While the first part of “The Underneath” was the aforementioned JJJ story, that was a one-off issue; the main story ran from issues 16 to 21. In the arc, the new Spider-Woman Mattie Franklin has gone missing and Jessica is hired to find her. This leads her to a criminal underworld where Mutant Growth Hormone is sold as a designer drug. She runs in to Jessica Drew, the original Spider-Woman, and the two create the ultimate snarky Marvel team-up to try and locate Franklin. They rescue Franklin, though the events of her abduction and use in the creation of MGH cause her to give up the superhero lifestyle and enter drug rehab.
In Jessica Jones season 2, the Mutant Growth Hormone could be replaced with a drug similar to what gave Jessica her powers; the hunt for information about the drug was already set up in season 1, so some adaptation of “The Underneath” would flow pretty naturally from the first season. Spider-Woman may need to be replaced with a different hero (or possibly a non-hero character), but with minor tweaks it would work really well.
Who would the bad guy be?

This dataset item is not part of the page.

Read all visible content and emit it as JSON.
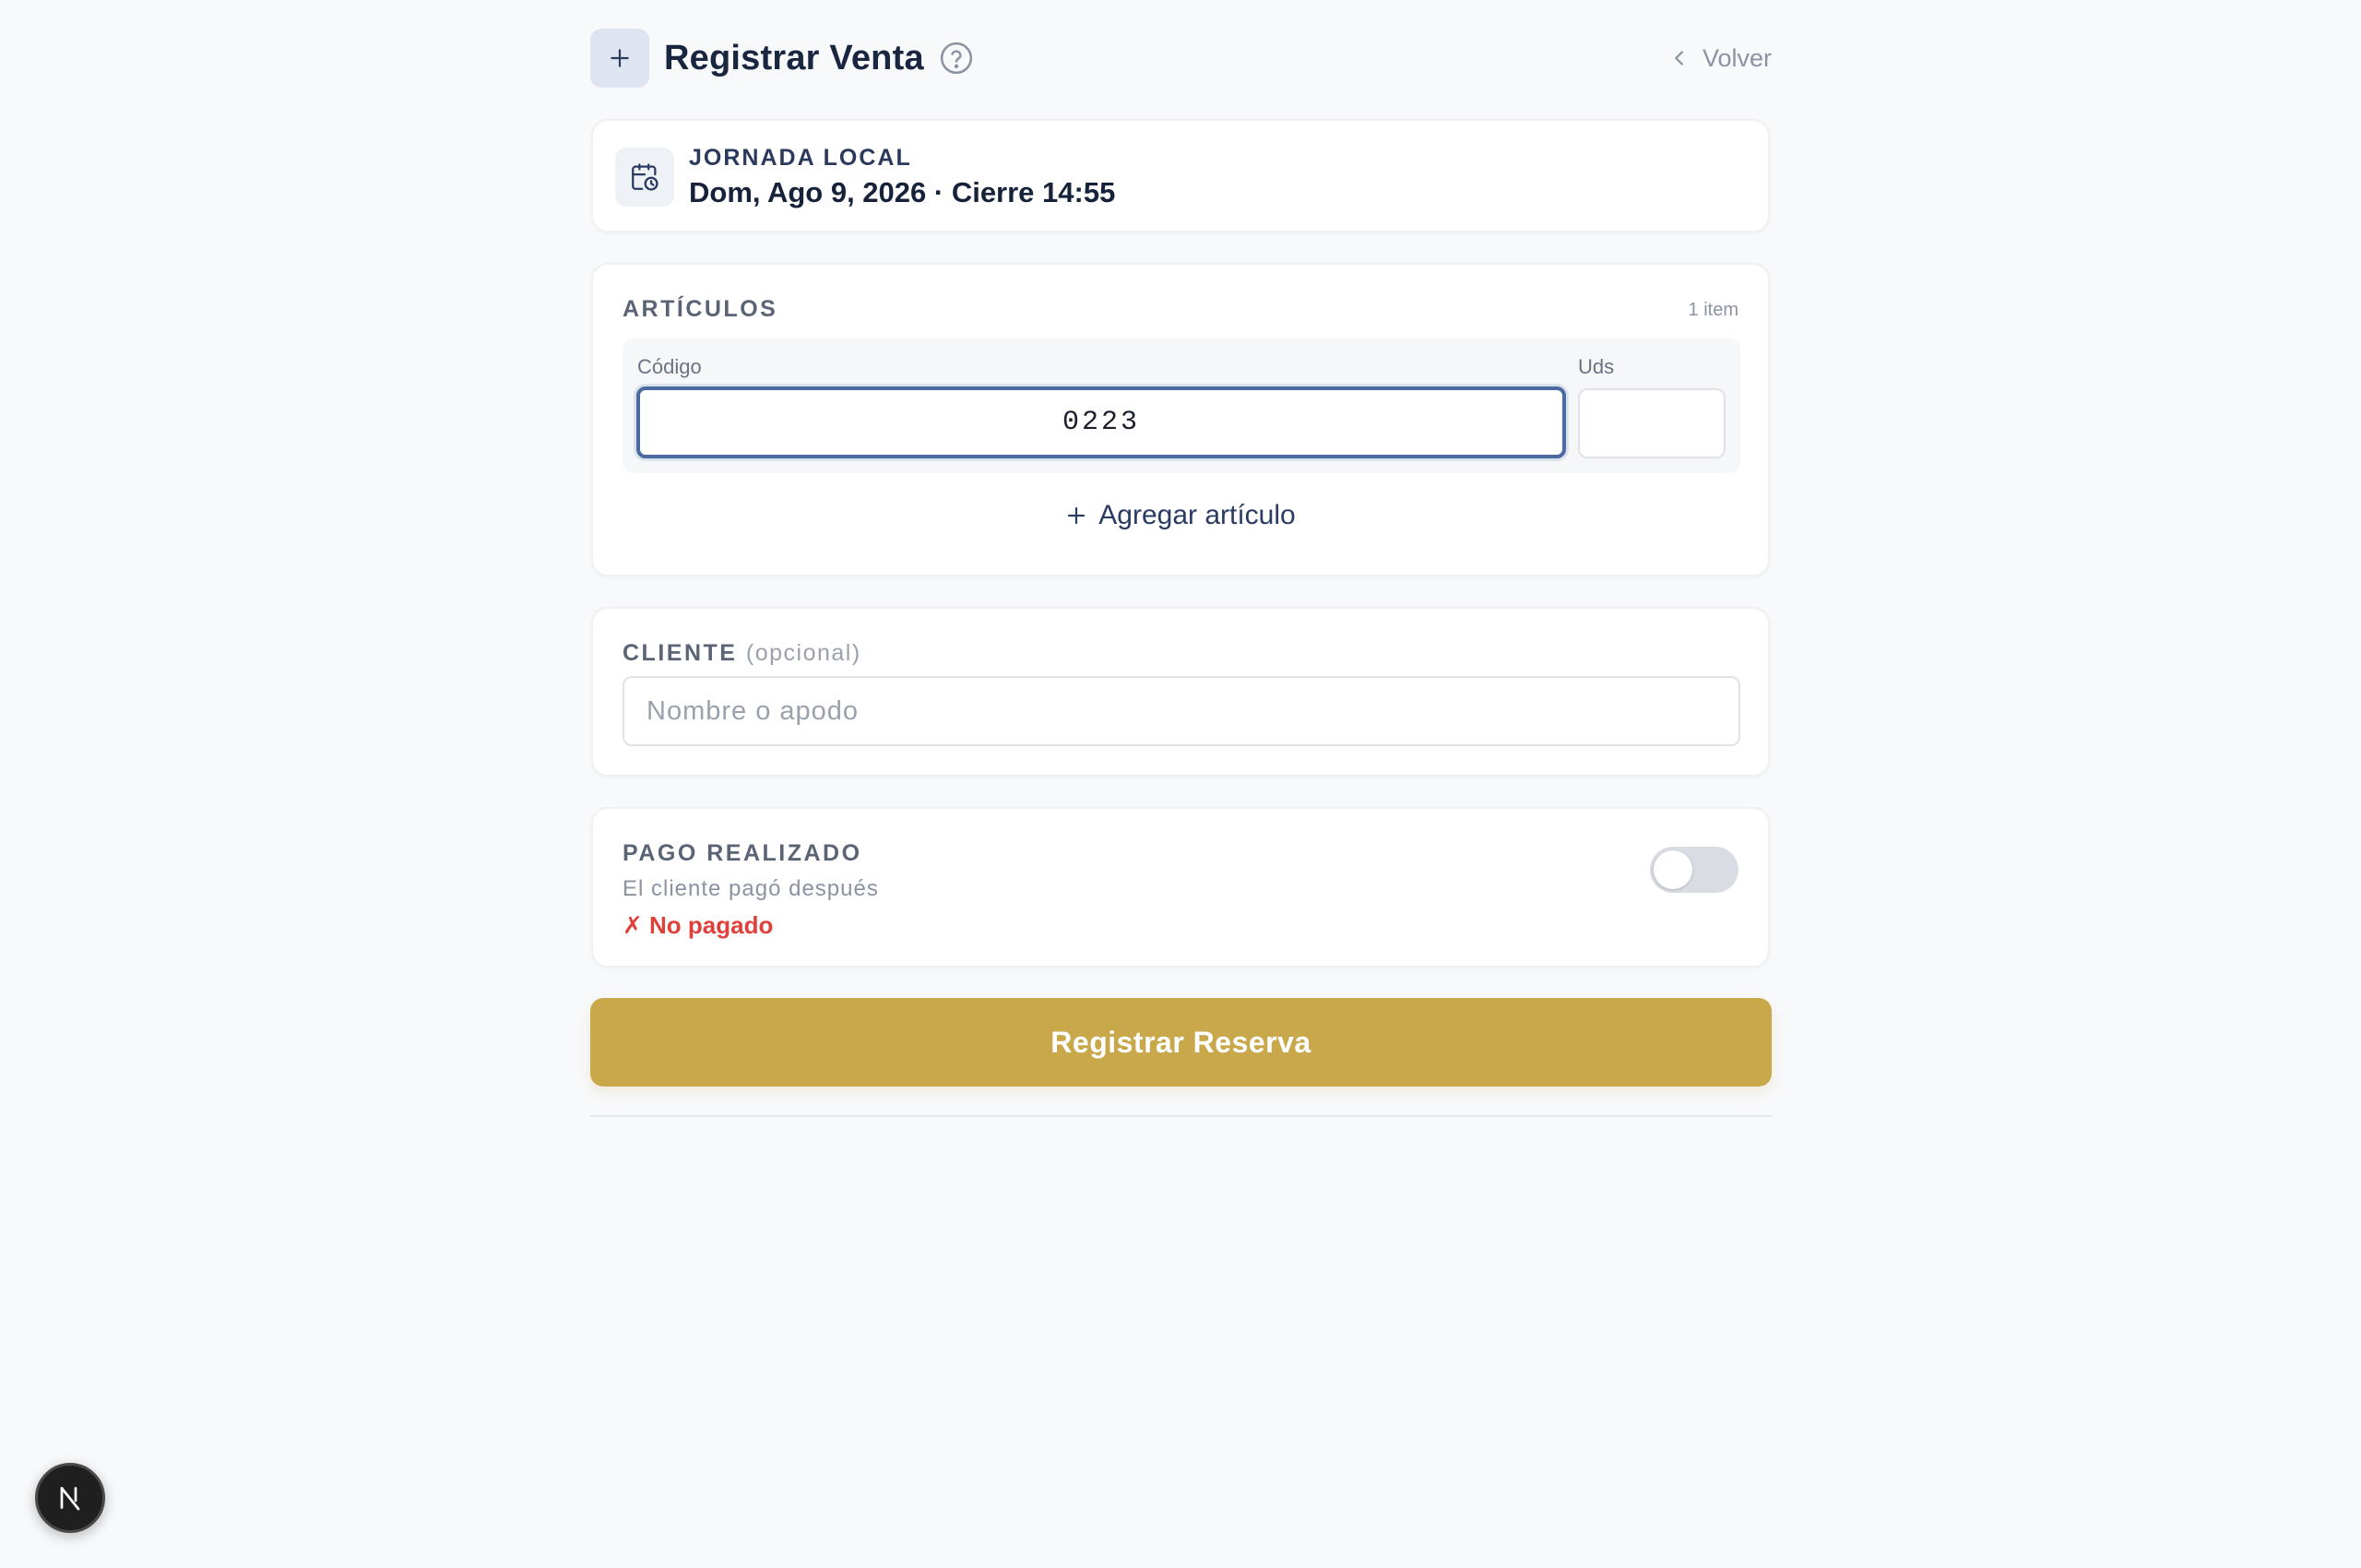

One potential problem with Jessica Jones season 2 is that Jessica has largely been a supporting character in other books, even though she’s been involved with some fairly major events in the Marvel universe. Her main adversary in her solo comics was the Purple Man, and even he was a Daredevil villain first and foremost. This doesn’t leave a lot of baddies who are strongly associated with Jessica, though at the same time it opens up a lot of opportunities for lesser-known villains who might otherwise not make it to the screen.
In Alias, she crosses a third-tier bad guy named Man Mountain Marko early on. He threatened her with sexual assault to try and scare her off of a case, and has been known to work for mob bosses such as Silvermane in the past. His role could be adapted for Jessica Jones season 2, making him into hired muscle for whoever the big bad of the season is; this would work especially well if “The Underneath” was adapted since Jessica would be dealing with a criminal organization anyway. One of the better-known mobsters such as Hammerhead or Silvermane could be featured (assuming that Silvermane isn’t used in Agent Carter, since his son in the comics is set to appear on that show as a villain this season) as the big threat throughout the season.
Which could it be?
While these two arcs are the most likely to be adapted in Jessica Jones season 2, this doesn’t mean that one of them will definitely be adapted. On the flip side of that, they could both be worked in to the new season. It’s also possible that story arcs from elsewhere will also be adapted, so long as they fit into the character’s growth arc and continue on the themes that were set up in season 1. Regardless of which arcs are adapted and which bad guys are featured, we can expect to learn more about Jessica’s past (and even her future) when Jessica Jones season 2 finally premieres on Netflix.